Print all of the data exactly, but drop the pictures.

=== PROVIDED ENTRIES ===

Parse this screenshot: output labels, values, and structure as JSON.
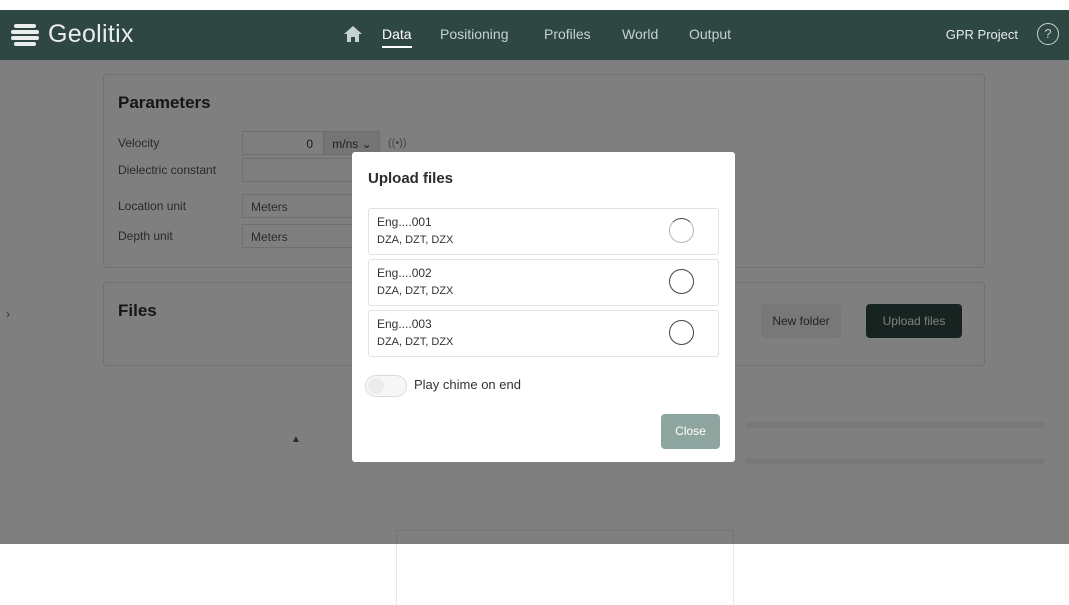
{
  "nav": {
    "brand": "Geolitix",
    "links": [
      "Data",
      "Positioning",
      "Profiles",
      "World",
      "Output"
    ],
    "project": "GPR Project"
  },
  "parameters": {
    "title": "Parameters",
    "velocity_label": "Velocity",
    "velocity_value": "0",
    "velocity_unit": "m/ns ⌄",
    "velocity_icon": "((•))",
    "dielectric_label": "Dielectric constant",
    "location_label": "Location unit",
    "location_value": "Meters",
    "depth_label": "Depth unit",
    "depth_value": "Meters"
  },
  "files": {
    "title": "Files",
    "new_folder": "New folder",
    "upload_files": "Upload files"
  },
  "modal": {
    "title": "Upload files",
    "items": [
      {
        "name": "Eng....001",
        "types": "DZA, DZT, DZX"
      },
      {
        "name": "Eng....002",
        "types": "DZA, DZT, DZX"
      },
      {
        "name": "Eng....003",
        "types": "DZA, DZT, DZX"
      }
    ],
    "chime_label": "Play chime on end",
    "close_label": "Close"
  },
  "colors": {
    "nav_bg": "#2f4743",
    "primary_button": "#2f4743",
    "close_button_disabled": "#8fa59f"
  }
}
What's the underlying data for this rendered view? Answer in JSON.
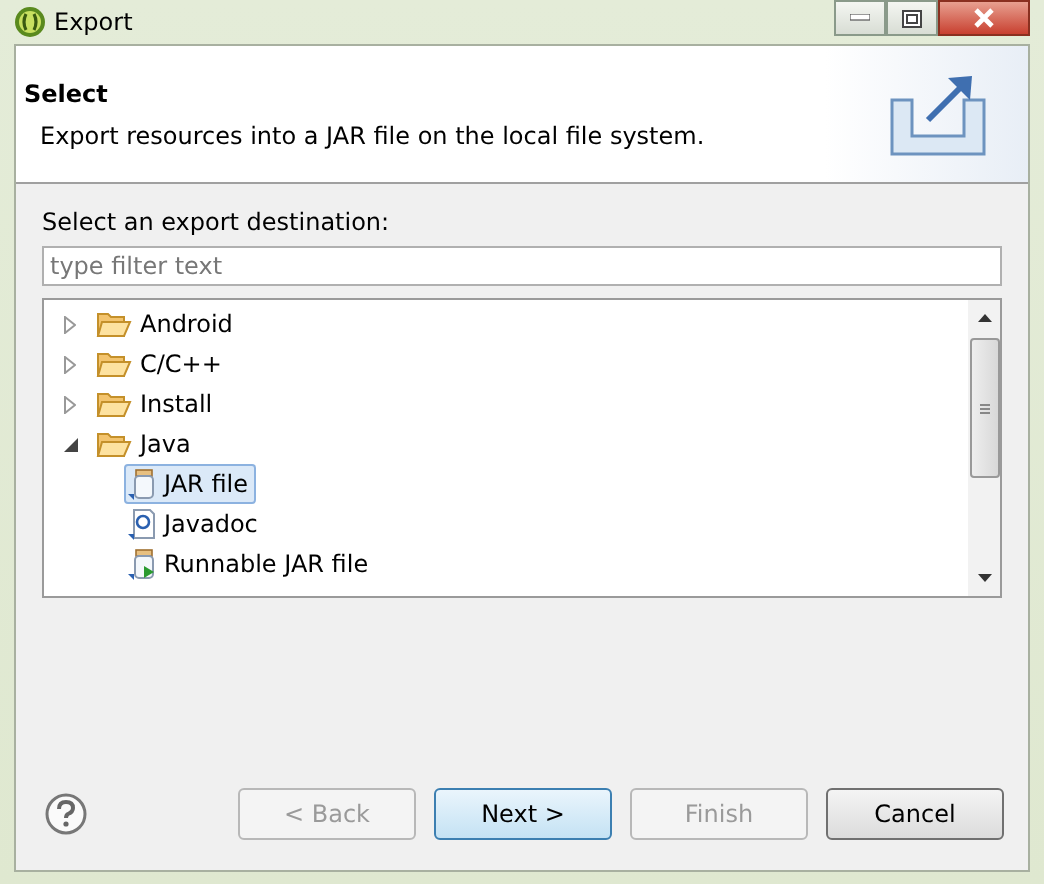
{
  "window": {
    "title": "Export"
  },
  "header": {
    "title": "Select",
    "description": "Export resources into a JAR file on the local file system."
  },
  "destination": {
    "label": "Select an export destination:",
    "placeholder": "type filter text"
  },
  "tree": [
    {
      "label": "Android",
      "kind": "folder",
      "expanded": false,
      "selected": false
    },
    {
      "label": "C/C++",
      "kind": "folder",
      "expanded": false,
      "selected": false
    },
    {
      "label": "Install",
      "kind": "folder",
      "expanded": false,
      "selected": false
    },
    {
      "label": "Java",
      "kind": "folder",
      "expanded": true,
      "selected": false,
      "children": [
        {
          "label": "JAR file",
          "kind": "jar",
          "selected": true
        },
        {
          "label": "Javadoc",
          "kind": "javadoc",
          "selected": false
        },
        {
          "label": "Runnable JAR file",
          "kind": "runnable",
          "selected": false
        }
      ]
    }
  ],
  "buttons": [
    {
      "label": "< Back",
      "disabled": true,
      "default": false
    },
    {
      "label": "Next >",
      "disabled": false,
      "default": true
    },
    {
      "label": "Finish",
      "disabled": true,
      "default": false
    },
    {
      "label": "Cancel",
      "disabled": false,
      "default": false
    }
  ]
}
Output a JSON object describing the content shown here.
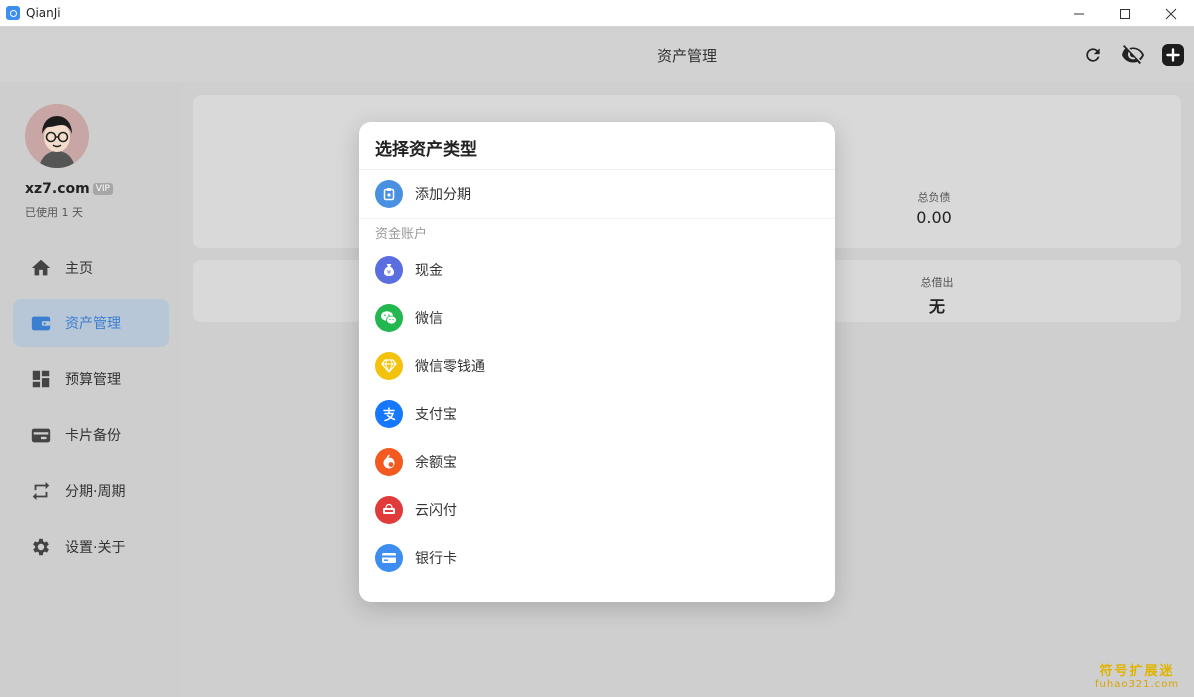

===

◆ YOUR SOLUTION ◆
Parse this screenshot: output labels, values, and structure as JSON.
{
  "nav": {
    "brand": "Geolitix",
    "links": [
      "Data",
      "Positioning",
      "Profiles",
      "World",
      "Output"
    ],
    "project": "GPR Project"
  },
  "parameters": {
    "title": "Parameters",
    "velocity_label": "Velocity",
    "velocity_value": "0",
    "velocity_unit": "m/ns ⌄",
    "velocity_icon": "((•))",
    "dielectric_label": "Dielectric constant",
    "location_label": "Location unit",
    "location_value": "Meters",
    "depth_label": "Depth unit",
    "depth_value": "Meters"
  },
  "files": {
    "title": "Files",
    "new_folder": "New folder",
    "upload_files": "Upload files"
  },
  "modal": {
    "title": "Upload files",
    "items": [
      {
        "name": "Eng....001",
        "types": "DZA, DZT, DZX"
      },
      {
        "name": "Eng....002",
        "types": "DZA, DZT, DZX"
      },
      {
        "name": "Eng....003",
        "types": "DZA, DZT, DZX"
      }
    ],
    "chime_label": "Play chime on end",
    "close_label": "Close"
  },
  "colors": {
    "nav_bg": "#2f4743",
    "primary_button": "#2f4743",
    "close_button_disabled": "#8fa59f"
  }
}
What's the underlying data for this rendered view? Answer in JSON.
{
  "window": {
    "title": "Export"
  },
  "header": {
    "title": "Select",
    "description": "Export resources into a JAR file on the local file system."
  },
  "destination": {
    "label": "Select an export destination:",
    "placeholder": "type filter text"
  },
  "tree": [
    {
      "label": "Android",
      "kind": "folder",
      "expanded": false,
      "selected": false
    },
    {
      "label": "C/C++",
      "kind": "folder",
      "expanded": false,
      "selected": false
    },
    {
      "label": "Install",
      "kind": "folder",
      "expanded": false,
      "selected": false
    },
    {
      "label": "Java",
      "kind": "folder",
      "expanded": true,
      "selected": false,
      "children": [
        {
          "label": "JAR file",
          "kind": "jar",
          "selected": true
        },
        {
          "label": "Javadoc",
          "kind": "javadoc",
          "selected": false
        },
        {
          "label": "Runnable JAR file",
          "kind": "runnable",
          "selected": false
        }
      ]
    }
  ],
  "buttons": [
    {
      "label": "< Back",
      "disabled": true,
      "default": false
    },
    {
      "label": "Next >",
      "disabled": false,
      "default": true
    },
    {
      "label": "Finish",
      "disabled": true,
      "default": false
    },
    {
      "label": "Cancel",
      "disabled": false,
      "default": false
    }
  ]
}
Output a JSON object describing the content shown here.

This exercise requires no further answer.